Your goal:
Filter the records below, keeping only lines with the string "value".

--*--

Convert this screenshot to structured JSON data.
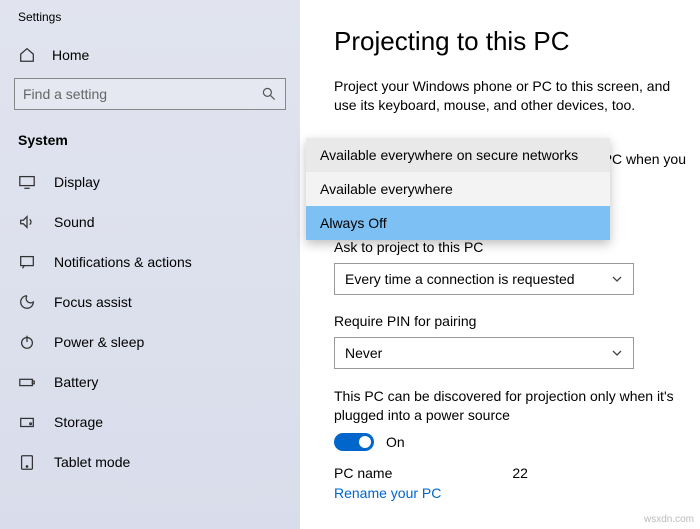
{
  "window": {
    "title": "Settings"
  },
  "sidebar": {
    "home": "Home",
    "search_placeholder": "Find a setting",
    "group": "System",
    "items": [
      {
        "label": "Display"
      },
      {
        "label": "Sound"
      },
      {
        "label": "Notifications & actions"
      },
      {
        "label": "Focus assist"
      },
      {
        "label": "Power & sleep"
      },
      {
        "label": "Battery"
      },
      {
        "label": "Storage"
      },
      {
        "label": "Tablet mode"
      }
    ]
  },
  "main": {
    "title": "Projecting to this PC",
    "desc": "Project your Windows phone or PC to this screen, and use its keyboard, mouse, and other devices, too.",
    "hidden_setting_tail": "PC when you",
    "popup": {
      "options": [
        "Available everywhere on secure networks",
        "Available everywhere",
        "Always Off"
      ]
    },
    "ask": {
      "label": "Ask to project to this PC",
      "value": "Every time a connection is requested"
    },
    "pin": {
      "label": "Require PIN for pairing",
      "value": "Never"
    },
    "discover": {
      "text": "This PC can be discovered for projection only when it's plugged into a power source",
      "toggle_label": "On"
    },
    "pcname": {
      "label": "PC name",
      "value": "22",
      "rename": "Rename your PC"
    }
  },
  "watermark": "wsxdn.com"
}
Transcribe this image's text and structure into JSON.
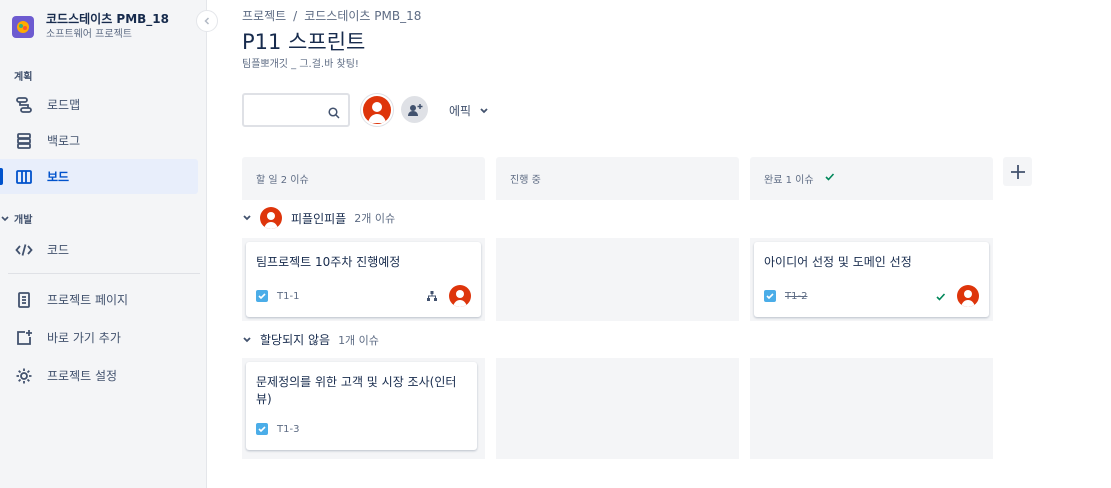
{
  "project": {
    "name": "코드스테이츠 PMB_18",
    "type": "소프트웨어 프로젝트"
  },
  "sidebar": {
    "section_plan": "계획",
    "section_dev": "개발",
    "items": [
      {
        "label": "로드맵",
        "icon": "roadmap-icon"
      },
      {
        "label": "백로그",
        "icon": "backlog-icon"
      },
      {
        "label": "보드",
        "icon": "board-icon",
        "active": true
      },
      {
        "label": "코드",
        "icon": "code-icon"
      },
      {
        "label": "프로젝트 페이지",
        "icon": "page-icon"
      },
      {
        "label": "바로 가기 추가",
        "icon": "add-shortcut-icon"
      },
      {
        "label": "프로젝트 설정",
        "icon": "gear-icon"
      }
    ]
  },
  "breadcrumb": {
    "root": "프로젝트",
    "separator": "/",
    "project": "코드스테이츠 PMB_18"
  },
  "page": {
    "title": "P11 스프린트",
    "goal": "팀플뽀개깃 _ 그.걸.바 찾팅!"
  },
  "toolbar": {
    "search_placeholder": "",
    "epic_label": "에픽"
  },
  "columns": [
    {
      "title": "할 일 2 이슈"
    },
    {
      "title": "진행 중"
    },
    {
      "title": "완료 1 이슈",
      "done_check": true
    }
  ],
  "swimlanes": [
    {
      "name": "피플인피플",
      "count": "2개 이슈"
    },
    {
      "name": "할당되지 않음",
      "count": "1개 이슈"
    }
  ],
  "cards": [
    {
      "summary": "팀프로젝트 10주차 진행예정",
      "key": "T1-1"
    },
    {
      "summary": "아이디어 선정 및 도메인 선정",
      "key": "T1-2",
      "done": true
    },
    {
      "summary": "문제정의를 위한 고객 및 시장 조사(인터뷰)",
      "key": "T1-3"
    }
  ],
  "colors": {
    "accent": "#0052cc",
    "avatar": "#de350b",
    "story_check": "#4bade8",
    "done": "#00875a"
  }
}
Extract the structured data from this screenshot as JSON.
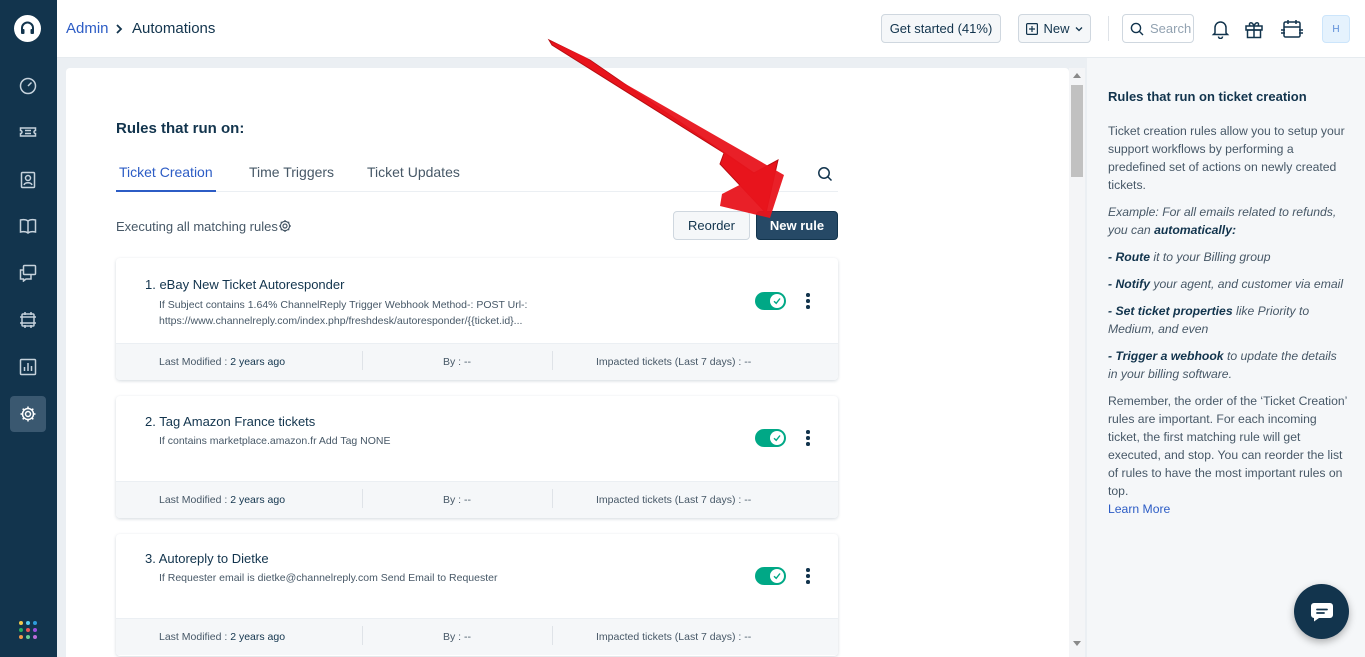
{
  "topbar": {
    "breadcrumb_parent": "Admin",
    "breadcrumb_current": "Automations",
    "get_started_label": "Get started (41%)",
    "new_label": "New",
    "search_placeholder": "Search",
    "avatar_initial": "H"
  },
  "sidebar": {
    "items": [
      "dashboard-icon",
      "tickets-icon",
      "contacts-icon",
      "solutions-icon",
      "forums-icon",
      "groups-icon",
      "reports-icon",
      "admin-icon"
    ],
    "active": "admin-icon"
  },
  "main": {
    "section_title": "Rules that run on:",
    "tabs": [
      {
        "label": "Ticket Creation",
        "active": true
      },
      {
        "label": "Time Triggers",
        "active": false
      },
      {
        "label": "Ticket Updates",
        "active": false
      }
    ],
    "executing_label": "Executing all matching rules",
    "reorder_label": "Reorder",
    "new_rule_label": "New rule",
    "rules": [
      {
        "title": "1. eBay New Ticket Autoresponder",
        "desc_line1": "If Subject contains 1.64% ChannelReply Trigger Webhook Method-: POST Url-:",
        "desc_line2": "https://www.channelreply.com/index.php/freshdesk/autoresponder/{{ticket.id}...",
        "enabled": true,
        "last_modified_label": "Last Modified : ",
        "last_modified": "2 years ago",
        "by": "By : --",
        "impacted": "Impacted tickets (Last 7 days) : --"
      },
      {
        "title": "2. Tag Amazon France tickets",
        "desc_line1": "If contains marketplace.amazon.fr Add Tag NONE",
        "desc_line2": "",
        "enabled": true,
        "last_modified_label": "Last Modified : ",
        "last_modified": "2 years ago",
        "by": "By : --",
        "impacted": "Impacted tickets (Last 7 days) : --"
      },
      {
        "title": "3. Autoreply to Dietke",
        "desc_line1": "If Requester email is dietke@channelreply.com Send Email to Requester",
        "desc_line2": "",
        "enabled": true,
        "last_modified_label": "Last Modified : ",
        "last_modified": "2 years ago",
        "by": "By : --",
        "impacted": "Impacted tickets (Last 7 days) : --"
      }
    ]
  },
  "help_panel": {
    "title": "Rules that run on ticket creation",
    "intro": "Ticket creation rules allow you to setup your support workflows by performing a predefined set of actions on newly created tickets.",
    "example_lead": "Example: For all emails related to refunds, you can ",
    "example_strong": "automatically:",
    "b1_strong": "- Route",
    "b1_rest": " it to your Billing group",
    "b2_strong": "- Notify",
    "b2_rest": " your agent, and customer via email",
    "b3_strong": "- Set ticket properties",
    "b3_rest": " like Priority to Medium, and even",
    "b4_strong": "- Trigger a webhook",
    "b4_rest": " to update the details in your billing software.",
    "order_note": "Remember, the order of the ‘Ticket Creation’ rules are important. For each incoming ticket, the first matching rule will get executed, and stop. You can reorder the list of rules to have the most important rules on top.",
    "learn_more": "Learn More"
  },
  "colors": {
    "sidebar": "#12344d",
    "accent": "#2c5cc5",
    "toggle_on": "#00a886",
    "primary_button": "#264966",
    "annotation_arrow": "#e8141c"
  }
}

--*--

Reply to the task:
      "value": "Every time a connection is requested"
      "value": "Never"
      "value": "22",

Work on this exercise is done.